We do land differently.

AGO Turner Exhibit

Though the friends and colleagues I finished graduate school with at the University of Toronto have since dispersed around the globe, the majority of us end up near the Toronto area during the holidays. This year, we decided to use this opportunity to get everyone together for brunch, to commemorate ten years since our graduation.

During school, we called ourselves “The Blob” because we were a particularly small cohort and we were uncommonly close. We practically lived at studio and we did everything together. Ten years later, we had earned some grey hairs and some had babies on their laps, but little else had changed.

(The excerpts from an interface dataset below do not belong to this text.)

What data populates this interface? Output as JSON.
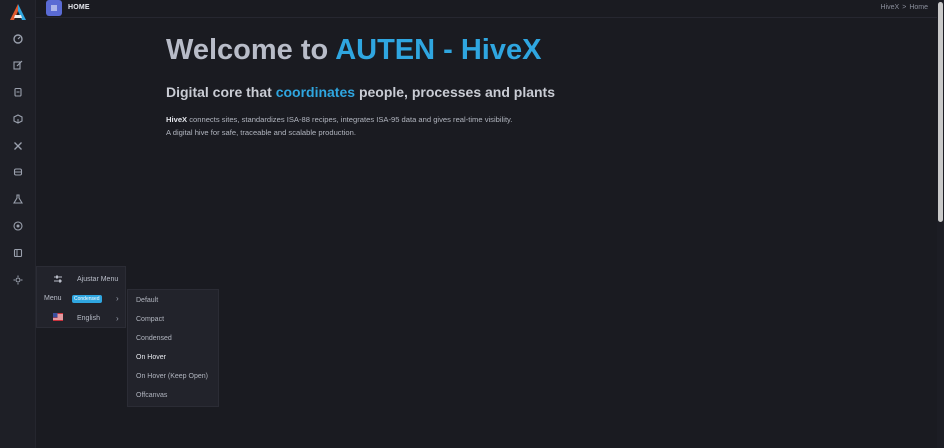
{
  "topbar": {
    "page_label": "HOME",
    "breadcrumb": {
      "root": "HiveX",
      "separator": ">",
      "current": "Home"
    }
  },
  "sidebar": {
    "icons": [
      "gauge-icon",
      "edit-icon",
      "clipboard-icon",
      "box-icon",
      "tools-icon",
      "database-icon",
      "flask-icon",
      "target-icon",
      "panel-icon",
      "sun-icon"
    ]
  },
  "hero": {
    "title_prefix": "Welcome to",
    "title_accent": "AUTEN - HiveX",
    "subtitle_before": "Digital core that",
    "subtitle_accent": "coordinates",
    "subtitle_after": "people, processes and plants",
    "desc_brand": "HiveX",
    "desc_line1": "connects sites, standardizes ISA-88 recipes, integrates ISA-95 data and gives real-time visibility.",
    "desc_line2": "A digital hive for safe, traceable and scalable production."
  },
  "settings_popover": {
    "adjust_label": "Ajustar Menu",
    "menu_label": "Menu",
    "menu_badge": "Condensed",
    "language_label": "English",
    "chevron": "›"
  },
  "menu_submenu": {
    "items": [
      "Default",
      "Compact",
      "Condensed",
      "On Hover",
      "On Hover (Keep Open)",
      "Offcanvas"
    ],
    "active": "On Hover"
  },
  "colors": {
    "accent": "#2fa6e0",
    "toggle": "#5a6bd4",
    "background": "#1a1b21"
  }
}
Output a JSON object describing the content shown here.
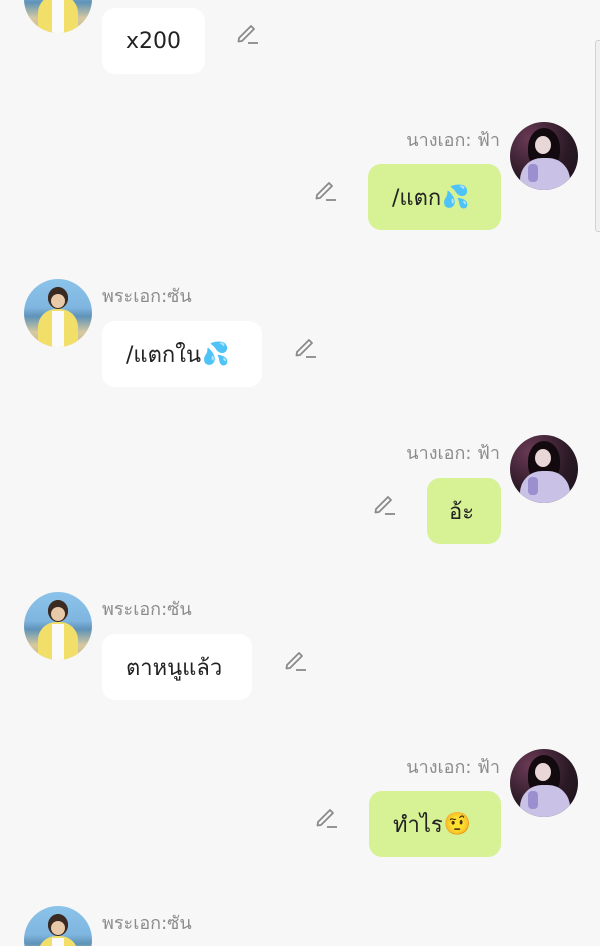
{
  "messages": [
    {
      "side": "left",
      "sender": "",
      "text": "x200",
      "emoji": ""
    },
    {
      "side": "right",
      "sender": "นางเอก: ฟ้า",
      "text": "/แตก",
      "emoji": "💦"
    },
    {
      "side": "left",
      "sender": "พระเอก:ซัน",
      "text": "/แตกใน",
      "emoji": "💦"
    },
    {
      "side": "right",
      "sender": "นางเอก: ฟ้า",
      "text": "อ้ะ",
      "emoji": ""
    },
    {
      "side": "left",
      "sender": "พระเอก:ซัน",
      "text": "ตาหนูแล้ว",
      "emoji": ""
    },
    {
      "side": "right",
      "sender": "นางเอก: ฟ้า",
      "text": "ทำไร",
      "emoji": "🤨"
    },
    {
      "side": "left",
      "sender": "พระเอก:ซัน",
      "text": "",
      "emoji": ""
    }
  ],
  "icons": {
    "edit": "pencil-icon",
    "avatar_male": "avatar-photo-boy",
    "avatar_female": "avatar-photo-girl"
  },
  "colors": {
    "background": "#f7f7f7",
    "bubble_left": "#ffffff",
    "bubble_right": "#d7f295",
    "sender_name": "#8c8c8c",
    "message_text": "#222222",
    "icon": "#8a8a8a"
  }
}
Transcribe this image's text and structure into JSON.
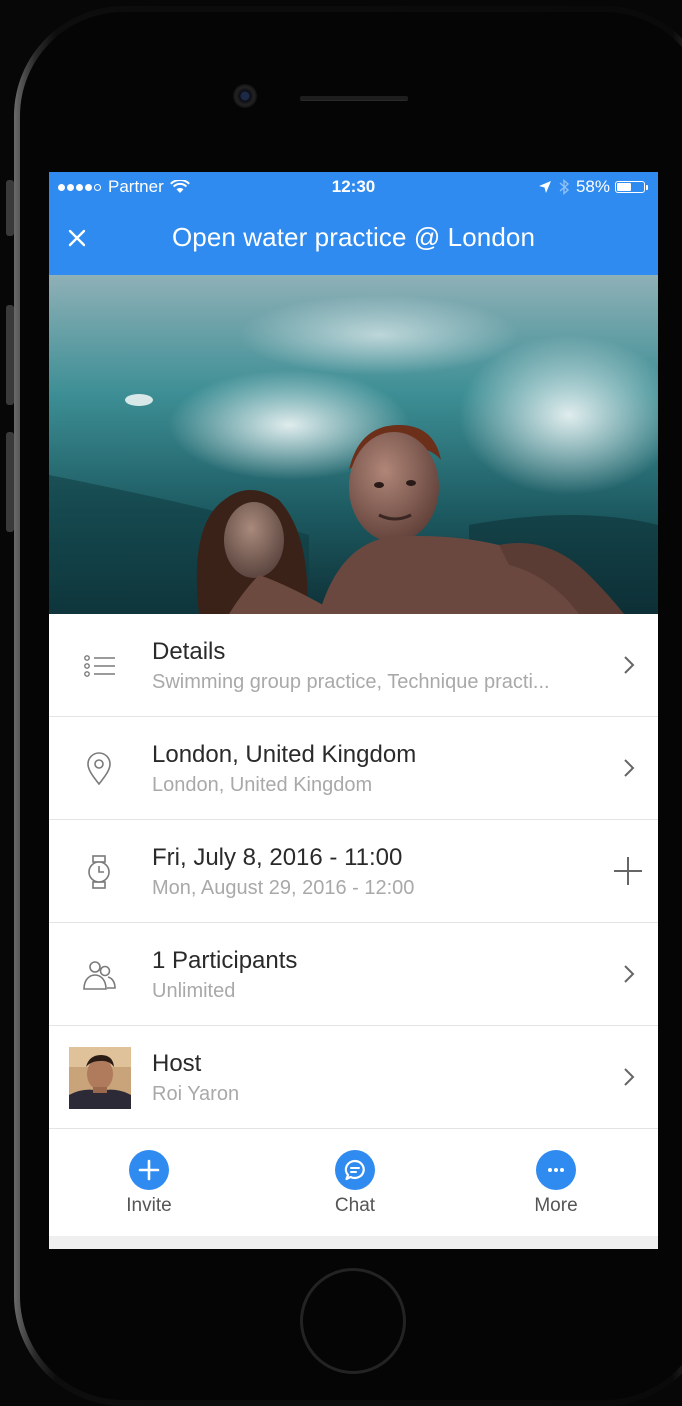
{
  "colors": {
    "accent": "#2f8bf0",
    "subtext": "#a9a9a9",
    "title": "#2a2a2a"
  },
  "status_bar": {
    "carrier": "Partner",
    "time": "12:30",
    "battery": "58%",
    "battery_level": 0.58
  },
  "header": {
    "title": "Open water practice @ London",
    "close_icon": "close-icon"
  },
  "hero": {
    "alt": "underwater swimmers photo"
  },
  "rows": [
    {
      "icon": "list-icon",
      "title": "Details",
      "subtitle": "Swimming group practice, Technique practi...",
      "action": "chevron-right-icon"
    },
    {
      "icon": "location-pin-icon",
      "title": "London, United Kingdom",
      "subtitle": "London, United Kingdom",
      "action": "chevron-right-icon"
    },
    {
      "icon": "watch-icon",
      "title": "Fri, July 8, 2016 - 11:00",
      "subtitle": "Mon, August 29, 2016 - 12:00",
      "action": "plus-icon"
    },
    {
      "icon": "people-icon",
      "title": "1 Participants",
      "subtitle": "Unlimited",
      "action": "chevron-right-icon"
    },
    {
      "icon": "avatar",
      "title": "Host",
      "subtitle": "Roi Yaron",
      "action": "chevron-right-icon"
    }
  ],
  "tabbar": [
    {
      "label": "Invite",
      "icon": "plus-icon"
    },
    {
      "label": "Chat",
      "icon": "chat-bubble-icon"
    },
    {
      "label": "More",
      "icon": "more-icon"
    }
  ]
}
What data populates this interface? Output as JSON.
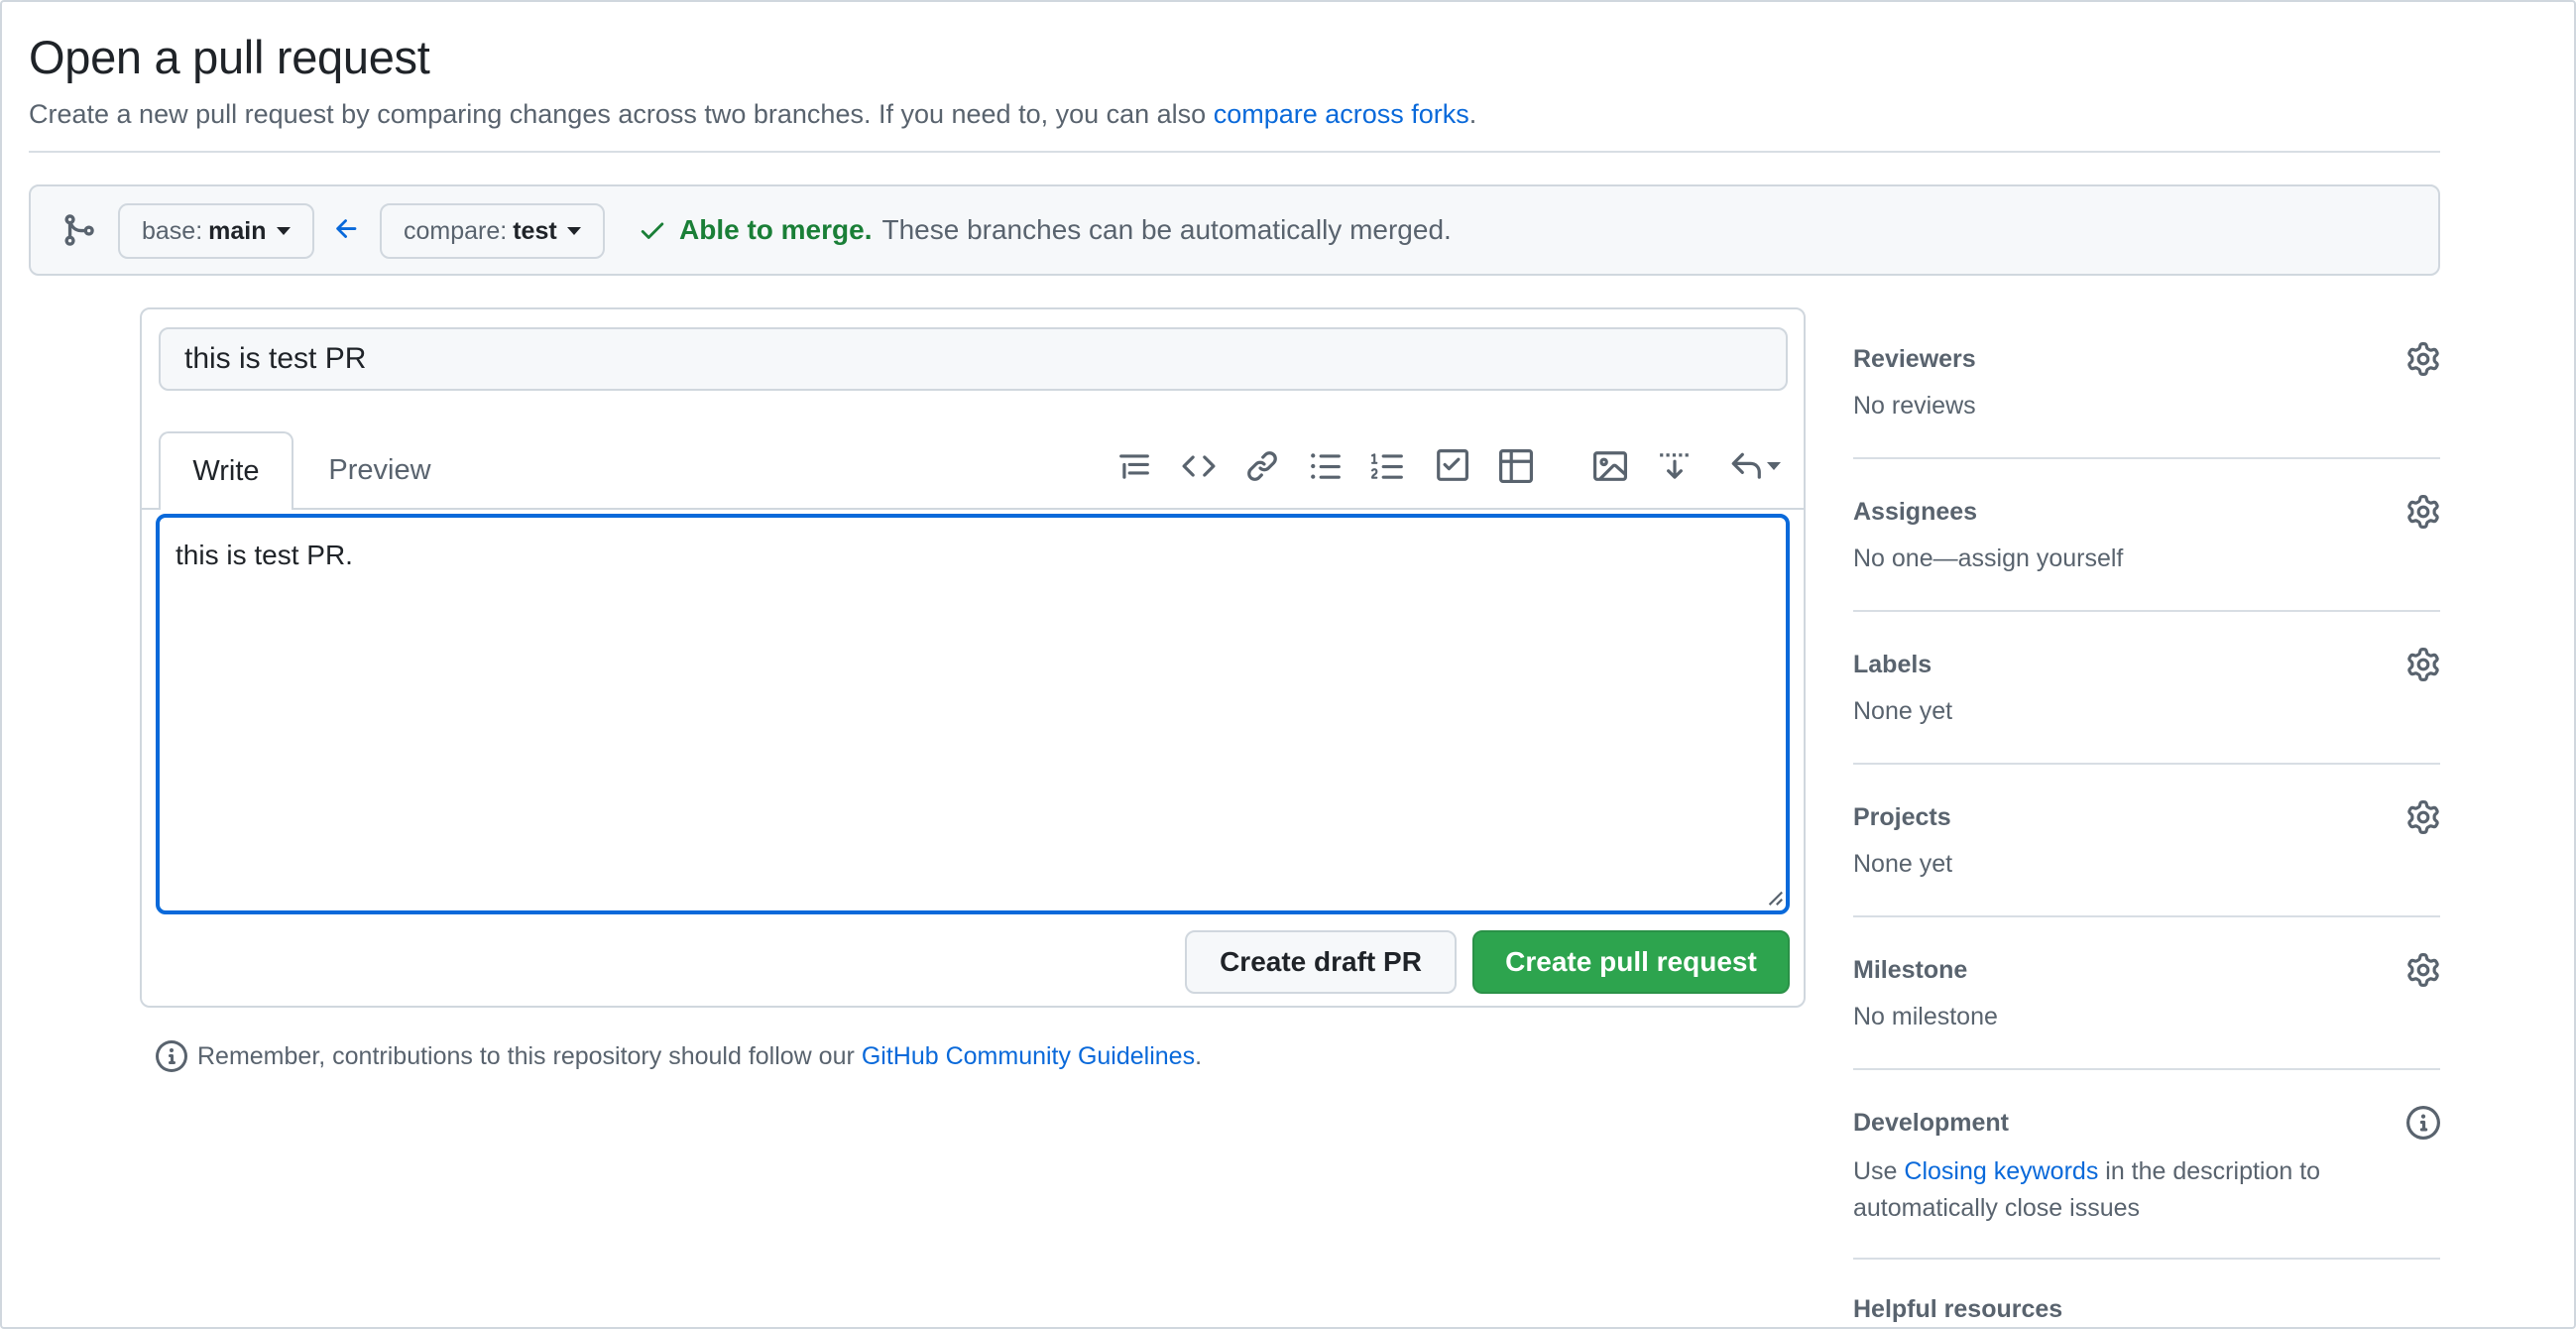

Catching up over brunch was inspiring (and hilarious), but when brunch was winding down, I got the sense many were sad to part ways again. It might be another ten years before we would all be togehter.

I invited everyone to accompany me to the J.M.W. Turner exhibit at the AGO (Art Gallery of Ontario). How appropriate for a group of Landscape Architects to enjoy the paintings of the man who elevated landscape painting to prominence in the early 19th Century? Happily, “The Blob” mentality was as strong as ever. We walked together through the U of T campus to the AGO.

Turner, the “painter of light,” as he is often called, was also a painter of the more extreme moods of nature, of rain, fog, and eerie ambiance. Human figures in his landscapes are dwarfed and made to look vulnerable in a savage natural world, untamed by humanity.

In many ways, we live in the opposite world today, a world overly tamed by humanity. As landscape architects, we are often trying to soften the control of the urban environment. Our job is to reintroduce nature.

Turner reminds us that everyone feels a longing for connection to the sublime quality of nature. Particularly in urban environments, it’s landscape that presents the greatest opportunity to feel it. As designers, the more we incorporate all of the elements and seasons, the sunlight, the fog, the fall leaves and the swirling snow, the better we are doing our job of reconnecting humanity to the sublime experience of nature.